Monoclonal Antibody Therapy
Sometimes called immunotherapy or biotherapy, monoclonal antibodies are lab-created immune-system proteins that are designed to stick to certain substances on the cancer cells. They help your immune system to identify and destroy the cancer cells. Monoclonal antibodies can also be made with radioactive chemicals or with cell poisons attached to them. These antibodies seek out cancer cells, and the attached radioactive chemical or poison kills them.

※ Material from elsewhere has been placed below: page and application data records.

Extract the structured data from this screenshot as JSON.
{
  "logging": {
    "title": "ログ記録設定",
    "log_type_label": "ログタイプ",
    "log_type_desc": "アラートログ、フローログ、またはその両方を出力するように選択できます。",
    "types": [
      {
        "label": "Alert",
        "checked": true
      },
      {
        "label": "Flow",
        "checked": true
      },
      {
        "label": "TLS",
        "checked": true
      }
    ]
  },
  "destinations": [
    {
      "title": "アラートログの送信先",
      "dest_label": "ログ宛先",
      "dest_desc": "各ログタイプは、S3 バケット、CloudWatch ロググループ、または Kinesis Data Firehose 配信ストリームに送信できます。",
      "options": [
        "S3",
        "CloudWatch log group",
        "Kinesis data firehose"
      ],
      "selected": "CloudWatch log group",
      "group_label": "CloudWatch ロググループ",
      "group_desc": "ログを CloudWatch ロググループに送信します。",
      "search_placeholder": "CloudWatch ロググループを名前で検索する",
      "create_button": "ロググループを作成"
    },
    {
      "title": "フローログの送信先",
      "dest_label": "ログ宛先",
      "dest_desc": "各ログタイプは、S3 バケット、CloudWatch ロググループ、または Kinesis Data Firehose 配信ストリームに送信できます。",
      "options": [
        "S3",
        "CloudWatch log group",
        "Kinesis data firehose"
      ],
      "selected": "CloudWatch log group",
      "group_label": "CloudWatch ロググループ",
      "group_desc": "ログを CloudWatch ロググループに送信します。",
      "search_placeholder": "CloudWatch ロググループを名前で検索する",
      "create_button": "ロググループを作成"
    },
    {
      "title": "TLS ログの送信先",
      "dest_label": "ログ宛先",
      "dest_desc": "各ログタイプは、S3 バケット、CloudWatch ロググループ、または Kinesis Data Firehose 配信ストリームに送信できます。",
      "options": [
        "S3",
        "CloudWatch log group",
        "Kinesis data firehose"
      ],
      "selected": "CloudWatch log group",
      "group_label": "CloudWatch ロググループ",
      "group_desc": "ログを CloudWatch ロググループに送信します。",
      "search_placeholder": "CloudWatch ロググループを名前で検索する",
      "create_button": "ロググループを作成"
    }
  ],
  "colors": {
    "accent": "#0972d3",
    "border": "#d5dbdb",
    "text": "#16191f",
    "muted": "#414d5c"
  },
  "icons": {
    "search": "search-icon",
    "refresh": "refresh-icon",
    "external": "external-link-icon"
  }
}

Mylotarg is a monoclonal antibody that carries a poison. It is sometimes used to treat acute myelogenous leukemia (AML), particularly in older adults who may not tolerate a second course of chemotherapy and who are not good candidates for a bone marrow transplant. Mylotarg has been shown to add to the effectiveness of cytarabine and idarubicin (chemotherapy drugs) in younger patients diagnosed with AML with inversions in chromosome 16 and those with AML with translocations between chromosomes 8 and 21. Because Mylotarg can damage the liver, doctors must closely monitor liver function during this treatment.